In a static workforce, effective human interaction that had been formed in the office likely can be preserved in a virtual environment. But as hiring resumes, the need to cultivate new relationships in the office will rise in importance.
It is difficult to find a full-time virtual proxy that offers all employees—especially new hires—the necessary levels of institutional knowledge, career development and relationship building. Moreover, in the next 10 years, the workforce will undergo another generational shift as Gen Z takes over from the baby boomers. This represents a golden opportunity for a transfer of knowledge through mentorship that tech collaboration tools alone cannot satisfy.
One of the most strategic priorities of the physical workplace will be to serve as the optimal place where human capital convenes to support both individual and organizational goals.
WHERE TO FROM HERE?
Our collective COVID-19 experience has opened a new world of workplace possibilities and a very different relationship between employees and their workplaces. But even as cities have remained resilient despite wars, economic downturns and, yes, even pandemics, so too will offices. In many ways, people seek the same experiences from the physical office that they seek from cities: human interaction and diverse experiences. Enabling this will remain a competitive advantage for companies as the war for talent reignites.
Only time will tell, however, whether the COVID-19 experience will fundamentally alter how workers and businesses congregate and how cities and societies evolve. We do not know whether future breakthroughs—such as vaccines, antiviral remedies or new forms of protection—will decelerate or accelerate the forces that have shaped the recent months of our working lives.
In the meantime, it’s reasonable to assume the future of the workplace likely will be less centralized, with more widely distributed teams that are intimately linked through technology. Offices will have to offer environments and services that promote the physical health and mental well-being of all employees.
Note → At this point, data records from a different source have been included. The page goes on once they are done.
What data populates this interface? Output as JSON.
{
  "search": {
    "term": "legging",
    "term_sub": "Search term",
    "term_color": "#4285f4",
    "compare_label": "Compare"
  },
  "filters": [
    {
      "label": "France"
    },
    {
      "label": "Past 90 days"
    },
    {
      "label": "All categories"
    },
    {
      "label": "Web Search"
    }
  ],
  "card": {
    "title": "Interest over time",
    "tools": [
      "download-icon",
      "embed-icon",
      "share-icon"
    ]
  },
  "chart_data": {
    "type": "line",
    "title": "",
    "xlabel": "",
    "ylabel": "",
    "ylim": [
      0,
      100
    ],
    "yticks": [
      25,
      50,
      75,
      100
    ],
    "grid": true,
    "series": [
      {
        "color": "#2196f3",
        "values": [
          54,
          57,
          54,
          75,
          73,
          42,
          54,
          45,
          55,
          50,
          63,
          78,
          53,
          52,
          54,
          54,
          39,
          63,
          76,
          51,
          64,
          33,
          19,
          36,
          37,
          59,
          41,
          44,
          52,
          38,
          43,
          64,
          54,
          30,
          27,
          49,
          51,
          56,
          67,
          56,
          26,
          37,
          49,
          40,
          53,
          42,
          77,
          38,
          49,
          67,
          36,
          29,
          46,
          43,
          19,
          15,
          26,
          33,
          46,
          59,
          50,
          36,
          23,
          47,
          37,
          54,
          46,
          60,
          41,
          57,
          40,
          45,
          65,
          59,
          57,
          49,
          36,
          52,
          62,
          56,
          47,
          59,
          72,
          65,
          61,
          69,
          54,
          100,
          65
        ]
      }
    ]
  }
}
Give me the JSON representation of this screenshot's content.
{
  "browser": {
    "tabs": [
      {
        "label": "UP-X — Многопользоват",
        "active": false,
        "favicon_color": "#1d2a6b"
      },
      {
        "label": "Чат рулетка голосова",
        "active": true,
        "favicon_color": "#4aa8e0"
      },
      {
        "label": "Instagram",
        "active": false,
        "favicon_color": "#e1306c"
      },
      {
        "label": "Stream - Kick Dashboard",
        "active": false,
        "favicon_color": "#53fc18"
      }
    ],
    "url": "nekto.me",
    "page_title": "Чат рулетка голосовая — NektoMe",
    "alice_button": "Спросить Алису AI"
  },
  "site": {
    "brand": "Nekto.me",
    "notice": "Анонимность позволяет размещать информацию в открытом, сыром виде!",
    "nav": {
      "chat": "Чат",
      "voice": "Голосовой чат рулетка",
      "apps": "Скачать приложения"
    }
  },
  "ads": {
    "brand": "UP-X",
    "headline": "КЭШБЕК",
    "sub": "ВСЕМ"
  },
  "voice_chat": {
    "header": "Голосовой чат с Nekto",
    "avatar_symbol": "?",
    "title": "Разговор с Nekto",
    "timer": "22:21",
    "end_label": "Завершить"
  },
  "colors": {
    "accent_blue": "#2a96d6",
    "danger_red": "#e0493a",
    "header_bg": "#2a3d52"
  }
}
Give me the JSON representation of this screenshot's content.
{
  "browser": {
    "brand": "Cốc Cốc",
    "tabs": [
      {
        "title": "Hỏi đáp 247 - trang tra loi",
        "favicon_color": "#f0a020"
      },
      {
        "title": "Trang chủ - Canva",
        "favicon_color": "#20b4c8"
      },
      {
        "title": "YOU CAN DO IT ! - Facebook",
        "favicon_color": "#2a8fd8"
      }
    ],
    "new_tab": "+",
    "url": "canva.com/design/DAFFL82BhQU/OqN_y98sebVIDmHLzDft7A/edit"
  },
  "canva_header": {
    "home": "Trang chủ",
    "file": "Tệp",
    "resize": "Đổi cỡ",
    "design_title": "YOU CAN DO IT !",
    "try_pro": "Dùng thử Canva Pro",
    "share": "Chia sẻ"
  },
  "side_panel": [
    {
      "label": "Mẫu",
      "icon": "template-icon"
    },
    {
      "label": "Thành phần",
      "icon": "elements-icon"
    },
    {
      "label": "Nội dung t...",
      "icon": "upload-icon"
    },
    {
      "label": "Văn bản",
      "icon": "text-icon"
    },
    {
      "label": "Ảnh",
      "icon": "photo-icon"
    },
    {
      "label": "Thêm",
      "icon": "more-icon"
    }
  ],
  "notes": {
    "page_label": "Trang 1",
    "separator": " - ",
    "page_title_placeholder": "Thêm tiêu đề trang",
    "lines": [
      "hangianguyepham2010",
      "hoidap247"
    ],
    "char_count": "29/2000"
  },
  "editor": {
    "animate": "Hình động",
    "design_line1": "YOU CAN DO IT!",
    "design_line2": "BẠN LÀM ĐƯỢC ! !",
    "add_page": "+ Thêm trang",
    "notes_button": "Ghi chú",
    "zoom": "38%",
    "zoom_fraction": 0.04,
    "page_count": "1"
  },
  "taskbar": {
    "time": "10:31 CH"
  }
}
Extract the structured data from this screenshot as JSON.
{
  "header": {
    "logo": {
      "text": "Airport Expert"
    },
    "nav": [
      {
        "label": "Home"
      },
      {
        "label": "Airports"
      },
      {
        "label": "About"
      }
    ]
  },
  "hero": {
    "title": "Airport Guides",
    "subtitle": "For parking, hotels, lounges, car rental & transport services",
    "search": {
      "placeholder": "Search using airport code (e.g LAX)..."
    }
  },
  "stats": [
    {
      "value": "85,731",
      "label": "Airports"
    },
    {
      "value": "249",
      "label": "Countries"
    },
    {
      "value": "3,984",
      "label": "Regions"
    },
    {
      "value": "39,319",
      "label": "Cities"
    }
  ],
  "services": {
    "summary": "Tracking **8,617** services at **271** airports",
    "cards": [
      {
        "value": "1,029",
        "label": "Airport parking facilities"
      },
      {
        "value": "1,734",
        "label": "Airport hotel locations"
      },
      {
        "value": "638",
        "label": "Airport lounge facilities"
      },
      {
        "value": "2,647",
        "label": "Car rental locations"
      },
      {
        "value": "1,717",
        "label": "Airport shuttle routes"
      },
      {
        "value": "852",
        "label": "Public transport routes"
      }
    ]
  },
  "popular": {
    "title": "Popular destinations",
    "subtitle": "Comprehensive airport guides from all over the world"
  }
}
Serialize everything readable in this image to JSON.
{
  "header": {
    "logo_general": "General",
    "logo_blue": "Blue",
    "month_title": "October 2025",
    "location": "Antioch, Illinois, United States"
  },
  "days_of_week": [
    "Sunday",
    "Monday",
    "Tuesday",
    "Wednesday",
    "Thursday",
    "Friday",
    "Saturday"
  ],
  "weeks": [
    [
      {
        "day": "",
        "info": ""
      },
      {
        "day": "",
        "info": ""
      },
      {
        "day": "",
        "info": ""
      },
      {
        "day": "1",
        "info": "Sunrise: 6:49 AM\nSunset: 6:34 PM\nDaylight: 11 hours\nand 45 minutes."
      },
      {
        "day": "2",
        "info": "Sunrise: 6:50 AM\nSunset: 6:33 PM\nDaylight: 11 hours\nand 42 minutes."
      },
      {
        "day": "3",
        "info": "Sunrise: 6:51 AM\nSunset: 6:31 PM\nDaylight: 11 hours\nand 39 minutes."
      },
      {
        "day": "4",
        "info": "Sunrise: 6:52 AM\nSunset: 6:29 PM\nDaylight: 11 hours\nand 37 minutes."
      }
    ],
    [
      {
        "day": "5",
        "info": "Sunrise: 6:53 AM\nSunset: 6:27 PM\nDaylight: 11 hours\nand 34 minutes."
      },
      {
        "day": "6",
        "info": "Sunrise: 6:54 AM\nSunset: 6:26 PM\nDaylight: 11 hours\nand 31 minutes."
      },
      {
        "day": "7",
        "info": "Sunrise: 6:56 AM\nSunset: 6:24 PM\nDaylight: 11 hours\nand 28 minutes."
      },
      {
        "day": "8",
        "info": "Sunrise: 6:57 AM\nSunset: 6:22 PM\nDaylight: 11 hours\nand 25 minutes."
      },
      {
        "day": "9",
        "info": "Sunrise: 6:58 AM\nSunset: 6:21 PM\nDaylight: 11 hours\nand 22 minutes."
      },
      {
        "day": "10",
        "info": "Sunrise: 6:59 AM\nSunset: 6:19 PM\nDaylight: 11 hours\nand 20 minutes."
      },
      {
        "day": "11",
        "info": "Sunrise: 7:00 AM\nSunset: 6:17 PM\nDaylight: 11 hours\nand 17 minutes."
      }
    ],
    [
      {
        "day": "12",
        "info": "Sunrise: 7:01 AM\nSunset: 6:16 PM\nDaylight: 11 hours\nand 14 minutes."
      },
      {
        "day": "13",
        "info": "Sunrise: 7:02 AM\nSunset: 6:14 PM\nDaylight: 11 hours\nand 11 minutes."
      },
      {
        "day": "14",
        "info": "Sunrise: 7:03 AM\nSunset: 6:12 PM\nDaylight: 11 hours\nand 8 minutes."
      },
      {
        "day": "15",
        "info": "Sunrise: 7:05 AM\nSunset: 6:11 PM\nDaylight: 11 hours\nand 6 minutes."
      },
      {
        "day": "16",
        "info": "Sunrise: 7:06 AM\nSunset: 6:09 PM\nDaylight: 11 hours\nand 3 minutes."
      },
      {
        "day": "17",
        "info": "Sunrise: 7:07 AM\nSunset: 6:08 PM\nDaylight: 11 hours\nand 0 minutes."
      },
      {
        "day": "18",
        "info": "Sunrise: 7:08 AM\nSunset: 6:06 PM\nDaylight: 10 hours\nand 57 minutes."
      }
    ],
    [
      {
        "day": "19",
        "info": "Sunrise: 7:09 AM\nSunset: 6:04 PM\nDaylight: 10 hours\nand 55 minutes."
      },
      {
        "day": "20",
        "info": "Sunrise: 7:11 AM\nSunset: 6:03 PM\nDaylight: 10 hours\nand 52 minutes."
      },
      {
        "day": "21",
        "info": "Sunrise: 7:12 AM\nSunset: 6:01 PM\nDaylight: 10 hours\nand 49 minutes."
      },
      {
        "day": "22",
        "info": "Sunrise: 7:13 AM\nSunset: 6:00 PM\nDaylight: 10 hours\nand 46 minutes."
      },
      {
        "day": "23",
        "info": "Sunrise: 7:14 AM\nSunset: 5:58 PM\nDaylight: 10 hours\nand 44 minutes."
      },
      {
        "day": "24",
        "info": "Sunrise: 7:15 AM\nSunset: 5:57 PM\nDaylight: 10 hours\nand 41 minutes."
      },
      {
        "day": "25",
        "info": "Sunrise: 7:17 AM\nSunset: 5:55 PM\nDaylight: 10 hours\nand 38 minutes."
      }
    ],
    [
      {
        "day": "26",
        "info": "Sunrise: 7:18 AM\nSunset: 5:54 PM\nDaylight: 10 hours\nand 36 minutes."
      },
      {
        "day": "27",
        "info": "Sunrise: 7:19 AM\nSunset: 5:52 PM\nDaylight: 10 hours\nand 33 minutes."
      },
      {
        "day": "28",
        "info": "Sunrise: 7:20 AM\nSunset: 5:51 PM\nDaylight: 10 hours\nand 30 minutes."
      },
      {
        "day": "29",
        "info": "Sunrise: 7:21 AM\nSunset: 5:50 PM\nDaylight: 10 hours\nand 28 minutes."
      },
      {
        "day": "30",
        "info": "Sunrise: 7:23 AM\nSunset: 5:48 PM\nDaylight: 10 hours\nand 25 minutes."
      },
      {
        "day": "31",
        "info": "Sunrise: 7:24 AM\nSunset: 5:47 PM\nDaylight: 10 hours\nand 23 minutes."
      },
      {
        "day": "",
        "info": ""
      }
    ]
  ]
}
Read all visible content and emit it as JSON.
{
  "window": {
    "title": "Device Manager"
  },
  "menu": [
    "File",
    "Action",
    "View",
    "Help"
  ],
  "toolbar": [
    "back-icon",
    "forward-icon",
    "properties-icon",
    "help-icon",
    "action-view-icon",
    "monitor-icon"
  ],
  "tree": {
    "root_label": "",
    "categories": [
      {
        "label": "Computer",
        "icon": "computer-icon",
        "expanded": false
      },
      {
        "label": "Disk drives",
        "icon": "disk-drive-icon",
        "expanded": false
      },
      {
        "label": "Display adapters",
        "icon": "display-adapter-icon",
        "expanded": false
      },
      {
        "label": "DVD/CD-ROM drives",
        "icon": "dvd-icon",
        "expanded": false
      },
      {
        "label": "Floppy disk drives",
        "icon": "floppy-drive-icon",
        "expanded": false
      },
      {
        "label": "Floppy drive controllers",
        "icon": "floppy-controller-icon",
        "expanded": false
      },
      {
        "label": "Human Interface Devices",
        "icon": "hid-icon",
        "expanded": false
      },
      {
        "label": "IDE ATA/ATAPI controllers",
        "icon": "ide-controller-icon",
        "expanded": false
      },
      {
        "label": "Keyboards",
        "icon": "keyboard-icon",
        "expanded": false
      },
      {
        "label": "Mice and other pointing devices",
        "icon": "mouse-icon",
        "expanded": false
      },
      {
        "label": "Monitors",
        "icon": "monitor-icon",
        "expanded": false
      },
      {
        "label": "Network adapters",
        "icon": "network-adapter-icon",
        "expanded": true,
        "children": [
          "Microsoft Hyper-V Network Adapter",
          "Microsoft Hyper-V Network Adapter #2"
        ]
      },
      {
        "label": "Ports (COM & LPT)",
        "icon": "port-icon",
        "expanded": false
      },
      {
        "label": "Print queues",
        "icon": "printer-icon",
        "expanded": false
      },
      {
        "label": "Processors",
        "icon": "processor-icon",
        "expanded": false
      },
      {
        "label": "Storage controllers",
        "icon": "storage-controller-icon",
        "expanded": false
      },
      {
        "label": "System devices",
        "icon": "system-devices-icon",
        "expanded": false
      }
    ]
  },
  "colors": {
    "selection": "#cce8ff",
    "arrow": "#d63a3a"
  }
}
But great offices of the future will do what great offices of today already do: serve as important hubs for the human elements and experiences that technology can’t provide—relationships, teamwork, chemistry and culture.